◆ TASK: Some lines in the entries contain the word "rest". Copy all of them.

◆ PROVIDED DATA:
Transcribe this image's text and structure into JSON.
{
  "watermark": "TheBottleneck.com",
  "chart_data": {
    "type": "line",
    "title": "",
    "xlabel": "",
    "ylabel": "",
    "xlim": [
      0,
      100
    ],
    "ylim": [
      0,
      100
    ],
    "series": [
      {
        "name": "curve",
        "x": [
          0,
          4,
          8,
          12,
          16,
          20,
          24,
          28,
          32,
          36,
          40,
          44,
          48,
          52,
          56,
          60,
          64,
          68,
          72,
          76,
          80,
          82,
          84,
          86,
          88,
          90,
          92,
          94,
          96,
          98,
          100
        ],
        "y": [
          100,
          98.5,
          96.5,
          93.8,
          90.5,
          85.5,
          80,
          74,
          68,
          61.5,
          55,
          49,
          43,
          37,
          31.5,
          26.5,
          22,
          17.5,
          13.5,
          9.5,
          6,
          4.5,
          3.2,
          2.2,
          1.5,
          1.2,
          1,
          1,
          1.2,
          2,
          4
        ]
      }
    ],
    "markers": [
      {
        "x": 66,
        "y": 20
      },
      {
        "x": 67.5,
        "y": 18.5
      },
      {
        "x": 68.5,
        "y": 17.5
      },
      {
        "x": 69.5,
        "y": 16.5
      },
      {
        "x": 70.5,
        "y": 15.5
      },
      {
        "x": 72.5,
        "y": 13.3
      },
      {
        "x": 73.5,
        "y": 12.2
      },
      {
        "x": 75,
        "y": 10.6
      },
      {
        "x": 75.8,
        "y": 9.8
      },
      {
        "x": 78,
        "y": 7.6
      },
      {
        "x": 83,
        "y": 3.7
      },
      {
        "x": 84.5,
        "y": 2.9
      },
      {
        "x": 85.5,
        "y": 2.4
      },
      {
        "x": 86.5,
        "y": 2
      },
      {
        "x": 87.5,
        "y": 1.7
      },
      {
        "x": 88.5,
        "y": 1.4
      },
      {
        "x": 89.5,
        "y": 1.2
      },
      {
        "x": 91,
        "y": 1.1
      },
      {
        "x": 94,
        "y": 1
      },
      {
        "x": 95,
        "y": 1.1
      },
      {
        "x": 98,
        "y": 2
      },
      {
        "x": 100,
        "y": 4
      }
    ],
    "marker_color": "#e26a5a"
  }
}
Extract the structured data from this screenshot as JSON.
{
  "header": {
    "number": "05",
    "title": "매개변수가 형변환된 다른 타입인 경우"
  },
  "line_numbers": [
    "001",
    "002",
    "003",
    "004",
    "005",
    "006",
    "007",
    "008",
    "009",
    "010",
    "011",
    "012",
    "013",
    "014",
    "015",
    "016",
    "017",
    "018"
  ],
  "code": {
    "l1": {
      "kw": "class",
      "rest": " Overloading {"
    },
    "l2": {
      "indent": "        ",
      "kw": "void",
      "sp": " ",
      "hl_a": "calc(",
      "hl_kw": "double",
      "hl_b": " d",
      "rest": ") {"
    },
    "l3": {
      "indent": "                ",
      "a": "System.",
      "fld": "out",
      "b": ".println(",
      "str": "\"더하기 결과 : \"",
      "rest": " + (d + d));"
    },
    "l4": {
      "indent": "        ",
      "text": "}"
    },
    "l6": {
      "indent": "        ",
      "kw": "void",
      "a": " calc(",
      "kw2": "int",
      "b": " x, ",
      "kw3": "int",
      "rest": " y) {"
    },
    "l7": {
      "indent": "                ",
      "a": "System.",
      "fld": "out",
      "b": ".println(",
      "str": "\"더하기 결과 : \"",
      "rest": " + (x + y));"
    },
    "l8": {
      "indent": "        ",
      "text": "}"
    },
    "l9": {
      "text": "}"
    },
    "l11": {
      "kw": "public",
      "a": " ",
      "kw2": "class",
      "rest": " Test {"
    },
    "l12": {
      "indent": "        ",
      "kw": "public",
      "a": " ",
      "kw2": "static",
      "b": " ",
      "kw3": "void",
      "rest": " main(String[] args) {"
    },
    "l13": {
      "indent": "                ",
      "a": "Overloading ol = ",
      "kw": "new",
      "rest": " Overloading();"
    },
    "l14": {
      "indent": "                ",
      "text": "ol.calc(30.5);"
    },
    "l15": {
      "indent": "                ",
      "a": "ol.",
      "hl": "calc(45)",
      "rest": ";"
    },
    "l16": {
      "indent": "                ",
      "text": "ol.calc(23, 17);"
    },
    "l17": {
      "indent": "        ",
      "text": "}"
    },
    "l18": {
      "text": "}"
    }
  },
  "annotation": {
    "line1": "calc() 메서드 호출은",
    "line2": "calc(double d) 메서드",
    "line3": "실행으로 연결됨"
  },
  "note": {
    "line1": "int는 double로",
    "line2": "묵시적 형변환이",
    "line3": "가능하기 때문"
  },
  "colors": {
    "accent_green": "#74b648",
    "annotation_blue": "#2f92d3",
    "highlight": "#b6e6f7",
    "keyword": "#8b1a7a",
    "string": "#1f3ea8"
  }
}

◆ TASK RESPONSE:
      "rest": " Overloading {"
      "rest": ") {"
      "rest": " + (d + d));"
      "rest": " y) {"
      "rest": " + (x + y));"
      "rest": " Test {"
      "rest": " main(String[] args) {"
      "rest": " Overloading();"
      "rest": ";"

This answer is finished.